Spring is finally at hand and that means, among other things, would be gardeners will start venturing outside to plant their tomatoes, annuals and maybe even more perennials. It’s a win-win for both the gardener and virtually anyone that comes across these blooming plants and flowers. But what if these spade-carrying enthusiasts could have an even wider impact on their communities and maybe the world.
It may be possible—and it could be significant—at least according to some British academics and gardening enthusiasts. In fact, they claim that their country’s local gardeners have the potential to grow enough produce by themselves in existing plots and green spaces to meet a significant portion of Britain’s dietary needs, boost the county’s collective health and reduce reliance on fruit and vegetable imports. Don’t knock the Brits for thinking this way. After all, the country has been obsessed with flower and vegetable gardens for centuries for both their beauty and nutritional benefits.
Playing off this interest, researchers from England’s Lancaster University worked to determine if the country held sufficient green space, such as private gardens, parks and other recreational areas, to produce enough produce to feed local populations. The question is more than just academic busywork as Britain relies heavily on produce imports to cover about one-third of the country’s needs. This dependence became particularly worrisome in the wake of supply chain disruptions caused by Brexit and the pandemic.
“Britain is a densely populated country that is highly reliant on imported fresh fruit and vegetables and meeting the dietary needs of a growing urban population in a sustainable manner is a significant challenge,” noted Professor Jess Davies, the study’s Principal Investigator. “Finding ways in which Britain could increase food self-sufficiency is of increasing importance for securing our future food supply.
“Urban agriculture and more people ‘growing their own’ could play an important role in reducing our reliance on imports, and bolster resilience against disruptions in supply, without converting areas of nature to agriculture, or further intensifying farming. But it was not clear what the extent of that role could be at a national scale, until now.”
These British researchers discovered that if all country’s urban green spaces were converted to efficient food production, the country could increase fruit and vegetable production by 800 percent. Admittedly, they were quick to acknowledge that type of land use conversion and production isn’t likely for a host of reasons. But their research did offer tantalizing possibilities for Britain and perhaps the U.S.
“These estimates are at the extreme upper limit for growing in British towns and cities,” admitted Dr. Lael Walsh, lead author of the study. “However, even if only a small percentage of this area is suitable and available for urban agriculture, it could still represent a significant contribution to national supplies of fresh fruit and vegetables. We found that urban green spaces are significantly under-used for food growing and that there is huge untapped capacity in our towns and cities for people to grow more given support through targeted national policies. This could prove to be beneficial for improving access to healthier foods as well as boosting wellbeing through better connectedness to nature.”
The U.S. has somewhat similar import patterns to Britain, although for somewhat different reasons. Currently, the U.S. imports almost two-thirds of its fresh fruit and one-third of its fresh vegetables, according to the University of California, Davis. This level may only increase as year-round demand for fresh produce coincides with beneficial trade arrangements with countries that export large quantities of fresh fruits and vegetables.

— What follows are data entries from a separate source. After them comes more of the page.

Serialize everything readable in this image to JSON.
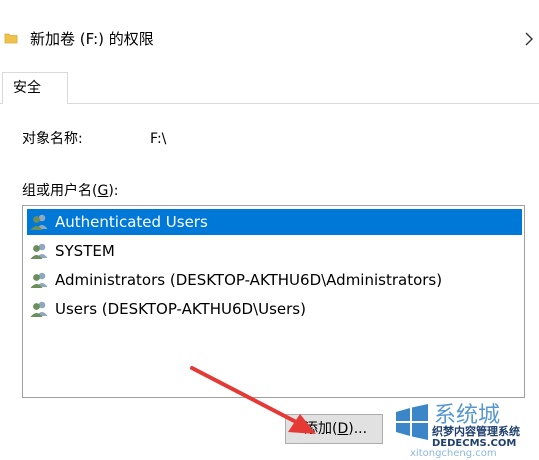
{
  "window": {
    "title": "新加卷 (F:) 的权限"
  },
  "tabs": [
    {
      "label": "安全"
    }
  ],
  "object": {
    "label": "对象名称:",
    "value": "F:\\"
  },
  "groups": {
    "label_prefix": "组或用户名(",
    "label_hotkey": "G",
    "label_suffix": "):",
    "items": [
      {
        "name": "Authenticated Users",
        "selected": true
      },
      {
        "name": "SYSTEM",
        "selected": false
      },
      {
        "name": "Administrators (DESKTOP-AKTHU6D\\Administrators)",
        "selected": false
      },
      {
        "name": "Users (DESKTOP-AKTHU6D\\Users)",
        "selected": false
      }
    ]
  },
  "buttons": {
    "add_prefix": "添加(",
    "add_hotkey": "D",
    "add_suffix": ")..."
  },
  "watermark": {
    "brand_top": "系统城",
    "brand_cn": "织梦内容管理系统",
    "brand_url": "DEDECMS.COM",
    "brand_bottom": "xitongcheng.com"
  },
  "colors": {
    "selection": "#0078d7",
    "arrow": "#e53935",
    "button_bg": "#e1e1e1"
  },
  "icons": {
    "title": "folder-icon",
    "nav": "chevron-right-icon",
    "user": "user-group-icon",
    "logo": "windows-logo-icon"
  }
}
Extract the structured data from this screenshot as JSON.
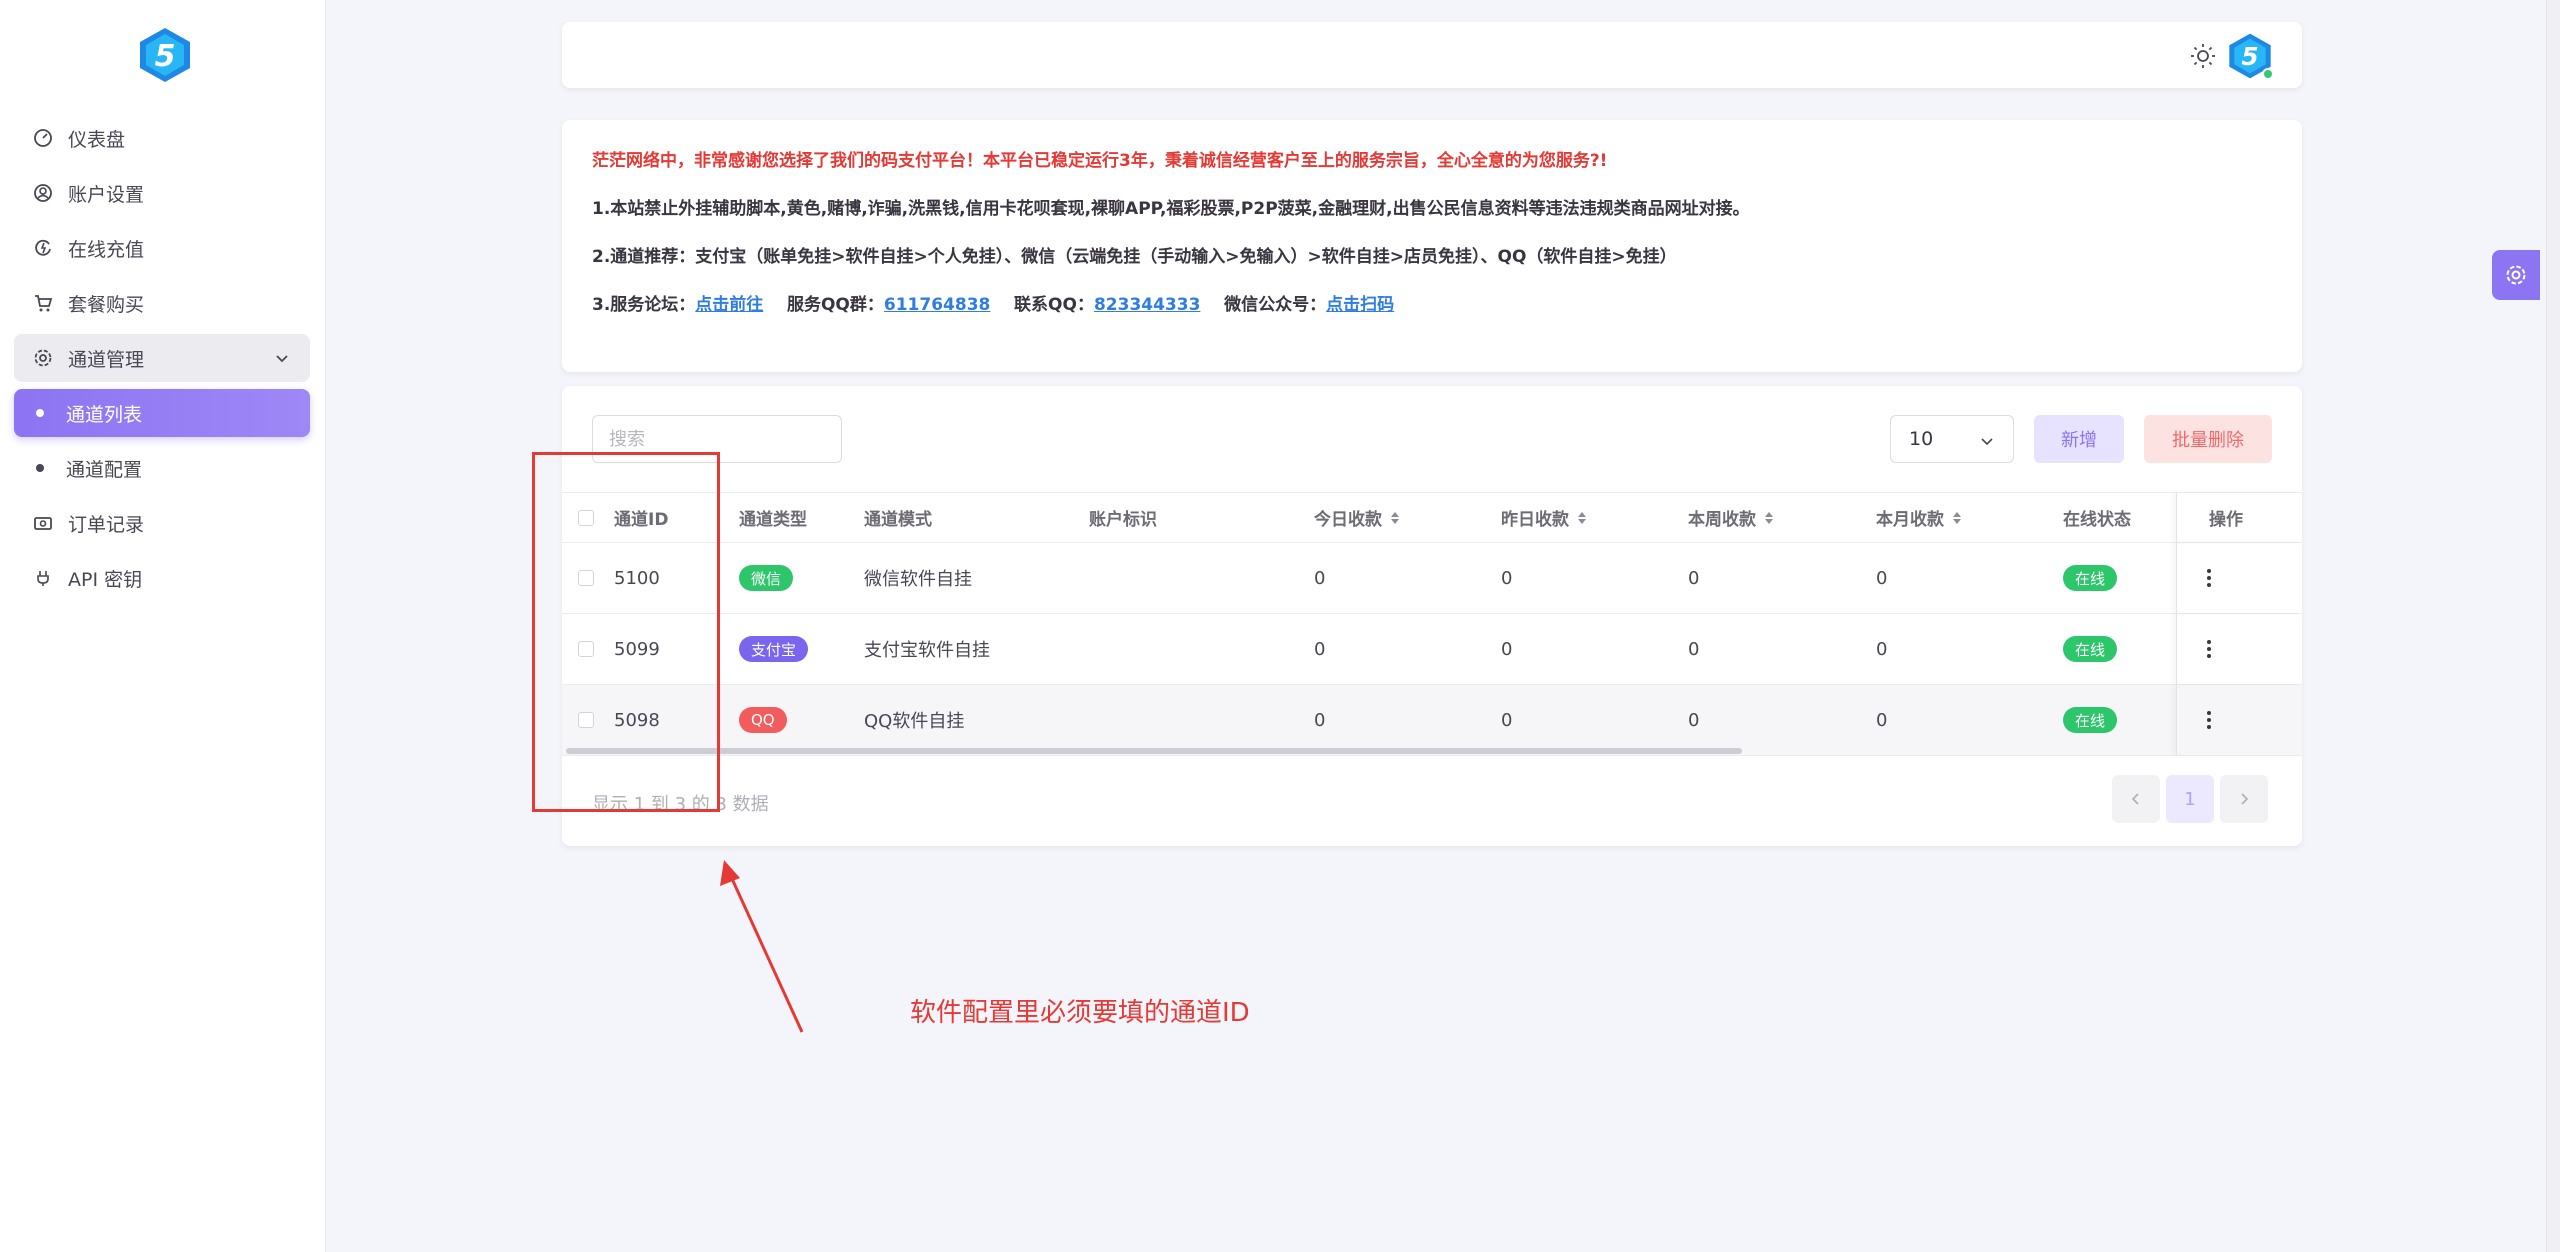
{
  "sidebar": {
    "items": [
      {
        "label": "仪表盘",
        "icon": "dashboard-icon"
      },
      {
        "label": "账户设置",
        "icon": "user-circle-icon"
      },
      {
        "label": "在线充值",
        "icon": "recharge-icon"
      },
      {
        "label": "套餐购买",
        "icon": "cart-icon"
      },
      {
        "label": "通道管理",
        "icon": "gear-icon"
      },
      {
        "label": "通道列表"
      },
      {
        "label": "通道配置"
      },
      {
        "label": "订单记录",
        "icon": "money-icon"
      },
      {
        "label": "API 密钥",
        "icon": "plug-icon"
      }
    ]
  },
  "notice": {
    "line1": "茫茫网络中，非常感谢您选择了我们的码支付平台！本平台已稳定运行3年，秉着诚信经营客户至上的服务宗旨，全心全意的为您服务?!",
    "line2": "1.本站禁止外挂辅助脚本,黄色,赌博,诈骗,洗黑钱,信用卡花呗套现,裸聊APP,福彩股票,P2P菠菜,金融理财,出售公民信息资料等违法违规类商品网址对接。",
    "line3": "2.通道推荐：支付宝（账单免挂>软件自挂>个人免挂）、微信（云端免挂（手动输入>免输入）>软件自挂>店员免挂）、QQ（软件自挂>免挂）",
    "line4_prefix1": "3.服务论坛：",
    "forum_link": "点击前往",
    "line4_prefix2": "服务QQ群：",
    "qq_group": "611764838",
    "line4_prefix3": "联系QQ：",
    "contact_qq": "823344333",
    "line4_prefix4": "微信公众号：",
    "wechat_link": "点击扫码"
  },
  "toolbar": {
    "search_placeholder": "搜索",
    "page_size": "10",
    "add_label": "新增",
    "batch_delete_label": "批量删除"
  },
  "table": {
    "headers": {
      "id": "通道ID",
      "type": "通道类型",
      "mode": "通道模式",
      "account": "账户标识",
      "today": "今日收款",
      "yesterday": "昨日收款",
      "week": "本周收款",
      "month": "本月收款",
      "status": "在线状态",
      "ops": "操作"
    },
    "rows": [
      {
        "id": "5100",
        "type": "微信",
        "mode": "微信软件自挂",
        "account": "",
        "today": "0",
        "yesterday": "0",
        "week": "0",
        "month": "0",
        "status": "在线"
      },
      {
        "id": "5099",
        "type": "支付宝",
        "mode": "支付宝软件自挂",
        "account": "",
        "today": "0",
        "yesterday": "0",
        "week": "0",
        "month": "0",
        "status": "在线"
      },
      {
        "id": "5098",
        "type": "QQ",
        "mode": "QQ软件自挂",
        "account": "",
        "today": "0",
        "yesterday": "0",
        "week": "0",
        "month": "0",
        "status": "在线"
      }
    ],
    "footer": "显示 1 到 3 的 3 数据",
    "current_page": "1"
  },
  "annotation": {
    "note": "软件配置里必须要填的通道ID"
  },
  "colors": {
    "accent": "#8c74f2",
    "success": "#2dc66b",
    "danger": "#e53935",
    "link": "#2f7de1"
  }
}
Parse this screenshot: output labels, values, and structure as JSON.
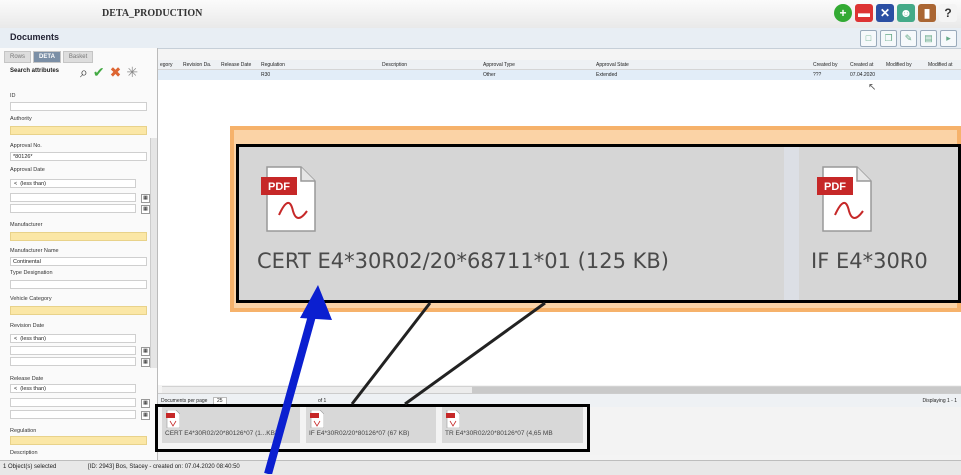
{
  "app": {
    "title": "DETA_PRODUCTION"
  },
  "docs_header": {
    "title": "Documents"
  },
  "tabs": [
    {
      "label": "Rows"
    },
    {
      "label": "DETA"
    },
    {
      "label": "Basket"
    }
  ],
  "search": {
    "title": "Search attributes",
    "fields": {
      "id_label": "ID",
      "authority_label": "Authority",
      "approval_no_label": "Approval No.",
      "approval_no_value": "*80126*",
      "approval_date_label": "Approval Date",
      "approval_date_op": "(less than)",
      "manufacturer_label": "Manufacturer",
      "manufacturer_name_label": "Manufacturer Name",
      "manufacturer_name_value": "Continental",
      "type_designation_label": "Type Designation",
      "vehicle_category_label": "Vehicle Category",
      "revision_date_label": "Revision Date",
      "revision_date_op": "(less than)",
      "release_date_label": "Release Date",
      "release_date_op": "(less than)",
      "regulation_label": "Regulation",
      "description_label": "Description"
    }
  },
  "grid": {
    "columns": [
      "egory",
      "Revision Da.",
      "Release Date",
      "Regulation",
      "Description",
      "Approval Type",
      "Approval State",
      "Created by",
      "Created at",
      "Modified by",
      "Modified at"
    ],
    "row": {
      "regulation": "R30",
      "approval_type": "Other",
      "approval_state": "Extended",
      "created_by": "???",
      "created_at": "07.04.2020"
    }
  },
  "pager": {
    "per_page_label": "Documents per page",
    "per_page_value": "25",
    "of_label": "of 1",
    "displaying": "Displaying 1 - 1"
  },
  "attachments": [
    {
      "name": "CERT E4*30R02/20*80126*07 (1...KB)"
    },
    {
      "name": "IF E4*30R02/20*80126*07 (67 KB)"
    },
    {
      "name": "TR E4*30R02/20*80126*07 (4,65 MB"
    }
  ],
  "zoom": {
    "item1": "CERT E4*30R02/20*68711*01 (125 KB)",
    "item2": "IF E4*30R0",
    "icon_label": "PDF"
  },
  "status": {
    "selected": "1 Object(s) selected",
    "info": "[ID: 2943] Bos, Stacey - created on: 07.04.2020 08:40:50"
  },
  "colors": {
    "highlight": "#f6b26b",
    "accent": "#7b8fa6",
    "arrow": "#0b1fd0"
  }
}
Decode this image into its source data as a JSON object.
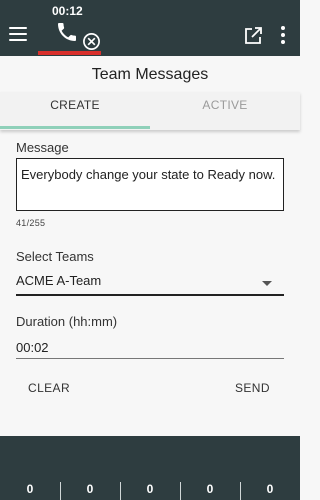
{
  "topbar": {
    "call_timer": "00:12",
    "icons": [
      "menu-icon",
      "phone-icon",
      "hangup-icon",
      "popout-icon",
      "more-vert-icon"
    ],
    "accent_color": "#d9302c",
    "background": "#2e3d40"
  },
  "card": {
    "title": "Team Messages",
    "tabs": [
      {
        "label": "CREATE",
        "selected": true
      },
      {
        "label": "ACTIVE",
        "selected": false
      }
    ],
    "tab_indicator_color": "#8fd0b9"
  },
  "form": {
    "message_label": "Message",
    "message_value": "Everybody change your state to Ready now.",
    "char_count": "41/255",
    "teams_label": "Select Teams",
    "teams_value": "ACME A-Team",
    "duration_label": "Duration (hh:mm)",
    "duration_value": "00:02",
    "clear_label": "CLEAR",
    "send_label": "SEND"
  },
  "stats": {
    "values": [
      "0",
      "0",
      "0",
      "0",
      "0"
    ]
  }
}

Obviously, the U.S.’s agricultural industry doesn’t want for space and by itself exports significant amounts of produce worldwide. Yet the size of power of the country’s agricultural capabilities doesn’t mean an increase in highly localized production of fruits and vegetables wouldn’t be a boost for some.
There are practical benefits involved in individuals growing more of their own produce in small batches, plus such an increase would lessen the impact of over farming in some areas. It might also address the growing problem caused by food deserts that can hurt and impact low-income neighborhoods. Individuals in these locales have limited access to fresh produce because of a dearth of stores and markets selling adequate quantities of fruits and vegetables.
Once again, urban and home gardens were seen as a potential solution. The University of California at San Francisco, in fact, developed research showing these gardens, along with more nutritional education, could go a long way towards tackling this problem. “This home-based model can play a vital role in urban agriculture and has the potential to directly impact health by tying the garden to the household,” explained the study’s lead author Dr. Kartika Pala of UC, San Francisco.
“Home and community gardens are complementary approaches to urban agriculture, together with promoting a more resilient local food system,” she added. There is yet another reason to start a home garden whether that’s in the country, suburbs or urban area. Working the land not only provides greater access to fresh produce for those involved, but it also gives these micro farmers a physical and emotional boost.